Once I had stakeholder buy-in, our product leadership agreed to recognise the design system as a product in its own right: a product for products. This enabled us to set up a dedicated team with the expertise to understand who the product is for and how they’ll use it. Time is budgeted so that team members (who also have commitments on other products) are not overburdened with work.
A design system is as much an engineering project as design: our team is supported by a tech lead, a delivery lead, and a rotating cast of engineers. And as with our other products, the team follows an agile process, regularly refining priorities along a road map.
Find pilot projects
With both our UI kit and the component library, we found pilot projects where we could test patterns and behaviours early and often. This set up a feedback loop, enabling quick iteration and a method for validation.
Our first trials were with the account-management area of economist.com, followed by our customer store. Both helped us identify gaps in our library and allowed us to test emerging patterns, such as form elements and interactive controls. By putting components together in context, we discovered issues we couldn’t have anticipated when designing them independently.
As we started building the design system, some of our product teams were well into their design and development cycle, and weren’t able to immediately start using it. We’ve discussed ways to manage integration in respect of their road map, and encouraged each team to begin contributing directly to the design system.
A design system requires collaboration and contribution. In order to build out at scale and encourage adoption across products, a design system needs governance: a team with clearly defined roles and responsibilities, supported by documents that explain how to use the design system and contribute to it.
Our governance is centralised, in part because our product and design teams are small and cross-discipline, but also because our designers are together in one place, under the guidance of the art director. As we expand the design system, we will establish a working group to manage the new platforms and channels that join.
We found that getting a process in place of contributing to the design system took longer than we expected, and caused disruption for the first team trying to fully incorporate their product with the component library. That experience helped us to understand the complexities of integration and that a design system, as a product closely joined with other products, needs to anticipate and adapt to the sometimes unpredictable realities of product development.
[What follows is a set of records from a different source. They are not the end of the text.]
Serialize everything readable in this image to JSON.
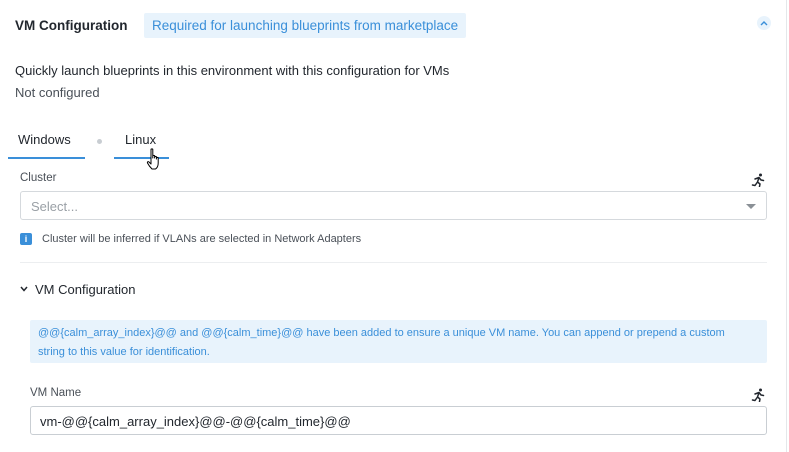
{
  "header": {
    "title": "VM Configuration",
    "badge": "Required for launching blueprints from marketplace"
  },
  "description": "Quickly launch blueprints in this environment with this configuration for VMs",
  "status": "Not configured",
  "tabs": [
    {
      "label": "Windows"
    },
    {
      "label": "Linux"
    }
  ],
  "cluster": {
    "label": "Cluster",
    "placeholder": "Select...",
    "info": "Cluster will be inferred if VLANs are selected in Network Adapters"
  },
  "vm_section": {
    "title": "VM Configuration",
    "notice_line1": "@@{calm_array_index}@@ and @@{calm_time}@@ have been added to ensure a unique VM name. You can append or prepend a custom",
    "notice_line2": "string to this value for identification.",
    "vm_name_label": "VM Name",
    "vm_name_value": "vm-@@{calm_array_index}@@-@@{calm_time}@@"
  },
  "colors": {
    "accent": "#3a8fd9",
    "badge_bg": "#e8f3fc"
  }
}
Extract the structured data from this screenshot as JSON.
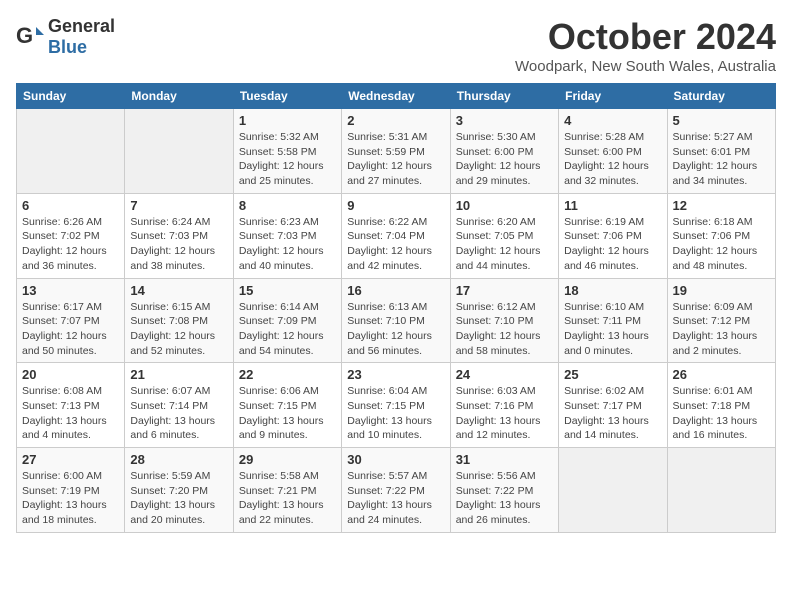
{
  "logo": {
    "text_general": "General",
    "text_blue": "Blue"
  },
  "title": "October 2024",
  "location": "Woodpark, New South Wales, Australia",
  "days_of_week": [
    "Sunday",
    "Monday",
    "Tuesday",
    "Wednesday",
    "Thursday",
    "Friday",
    "Saturday"
  ],
  "weeks": [
    [
      {
        "day": "",
        "info": ""
      },
      {
        "day": "",
        "info": ""
      },
      {
        "day": "1",
        "info": "Sunrise: 5:32 AM\nSunset: 5:58 PM\nDaylight: 12 hours\nand 25 minutes."
      },
      {
        "day": "2",
        "info": "Sunrise: 5:31 AM\nSunset: 5:59 PM\nDaylight: 12 hours\nand 27 minutes."
      },
      {
        "day": "3",
        "info": "Sunrise: 5:30 AM\nSunset: 6:00 PM\nDaylight: 12 hours\nand 29 minutes."
      },
      {
        "day": "4",
        "info": "Sunrise: 5:28 AM\nSunset: 6:00 PM\nDaylight: 12 hours\nand 32 minutes."
      },
      {
        "day": "5",
        "info": "Sunrise: 5:27 AM\nSunset: 6:01 PM\nDaylight: 12 hours\nand 34 minutes."
      }
    ],
    [
      {
        "day": "6",
        "info": "Sunrise: 6:26 AM\nSunset: 7:02 PM\nDaylight: 12 hours\nand 36 minutes."
      },
      {
        "day": "7",
        "info": "Sunrise: 6:24 AM\nSunset: 7:03 PM\nDaylight: 12 hours\nand 38 minutes."
      },
      {
        "day": "8",
        "info": "Sunrise: 6:23 AM\nSunset: 7:03 PM\nDaylight: 12 hours\nand 40 minutes."
      },
      {
        "day": "9",
        "info": "Sunrise: 6:22 AM\nSunset: 7:04 PM\nDaylight: 12 hours\nand 42 minutes."
      },
      {
        "day": "10",
        "info": "Sunrise: 6:20 AM\nSunset: 7:05 PM\nDaylight: 12 hours\nand 44 minutes."
      },
      {
        "day": "11",
        "info": "Sunrise: 6:19 AM\nSunset: 7:06 PM\nDaylight: 12 hours\nand 46 minutes."
      },
      {
        "day": "12",
        "info": "Sunrise: 6:18 AM\nSunset: 7:06 PM\nDaylight: 12 hours\nand 48 minutes."
      }
    ],
    [
      {
        "day": "13",
        "info": "Sunrise: 6:17 AM\nSunset: 7:07 PM\nDaylight: 12 hours\nand 50 minutes."
      },
      {
        "day": "14",
        "info": "Sunrise: 6:15 AM\nSunset: 7:08 PM\nDaylight: 12 hours\nand 52 minutes."
      },
      {
        "day": "15",
        "info": "Sunrise: 6:14 AM\nSunset: 7:09 PM\nDaylight: 12 hours\nand 54 minutes."
      },
      {
        "day": "16",
        "info": "Sunrise: 6:13 AM\nSunset: 7:10 PM\nDaylight: 12 hours\nand 56 minutes."
      },
      {
        "day": "17",
        "info": "Sunrise: 6:12 AM\nSunset: 7:10 PM\nDaylight: 12 hours\nand 58 minutes."
      },
      {
        "day": "18",
        "info": "Sunrise: 6:10 AM\nSunset: 7:11 PM\nDaylight: 13 hours\nand 0 minutes."
      },
      {
        "day": "19",
        "info": "Sunrise: 6:09 AM\nSunset: 7:12 PM\nDaylight: 13 hours\nand 2 minutes."
      }
    ],
    [
      {
        "day": "20",
        "info": "Sunrise: 6:08 AM\nSunset: 7:13 PM\nDaylight: 13 hours\nand 4 minutes."
      },
      {
        "day": "21",
        "info": "Sunrise: 6:07 AM\nSunset: 7:14 PM\nDaylight: 13 hours\nand 6 minutes."
      },
      {
        "day": "22",
        "info": "Sunrise: 6:06 AM\nSunset: 7:15 PM\nDaylight: 13 hours\nand 9 minutes."
      },
      {
        "day": "23",
        "info": "Sunrise: 6:04 AM\nSunset: 7:15 PM\nDaylight: 13 hours\nand 10 minutes."
      },
      {
        "day": "24",
        "info": "Sunrise: 6:03 AM\nSunset: 7:16 PM\nDaylight: 13 hours\nand 12 minutes."
      },
      {
        "day": "25",
        "info": "Sunrise: 6:02 AM\nSunset: 7:17 PM\nDaylight: 13 hours\nand 14 minutes."
      },
      {
        "day": "26",
        "info": "Sunrise: 6:01 AM\nSunset: 7:18 PM\nDaylight: 13 hours\nand 16 minutes."
      }
    ],
    [
      {
        "day": "27",
        "info": "Sunrise: 6:00 AM\nSunset: 7:19 PM\nDaylight: 13 hours\nand 18 minutes."
      },
      {
        "day": "28",
        "info": "Sunrise: 5:59 AM\nSunset: 7:20 PM\nDaylight: 13 hours\nand 20 minutes."
      },
      {
        "day": "29",
        "info": "Sunrise: 5:58 AM\nSunset: 7:21 PM\nDaylight: 13 hours\nand 22 minutes."
      },
      {
        "day": "30",
        "info": "Sunrise: 5:57 AM\nSunset: 7:22 PM\nDaylight: 13 hours\nand 24 minutes."
      },
      {
        "day": "31",
        "info": "Sunrise: 5:56 AM\nSunset: 7:22 PM\nDaylight: 13 hours\nand 26 minutes."
      },
      {
        "day": "",
        "info": ""
      },
      {
        "day": "",
        "info": ""
      }
    ]
  ]
}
We’ve created a system to unify our visual language and give readers an outstanding product experience. Within the organisation, we’ve had positive feedback and teams are genuinely eager to get involved.
We haven’t always been able to meet expectations. We’ve made great progress but it’s taken nearly a year to get to where we are, which delayed access to the component library.
However, we’re confident our work will mean a better result in the end for all of our products. And we’re beginning to see a return on our effort: the forthcoming release of economist.com, our iOS and Android apps, store and newsletters all use the design system. We’ve found that having something that others can start using, even if all of the finer details haven’t been worked out, is better than being held up by the particulars of a long-term strategy.
As more teams adopt the design system, they bring their own expertise and contributions, which helps us improve the product and scale it to meet organisational needs. From our flagship consumer products and sibling publications, to our corporate channels and third-party platforms, we’re starting to roll out a unified visual language.
Our next step is to launch the design system website, where anyone who is interested can delve deeper. We look forward to sharing our work and hearing our readers’ feedback.
Mark Mitchell is Digital Design Lead at The Economist.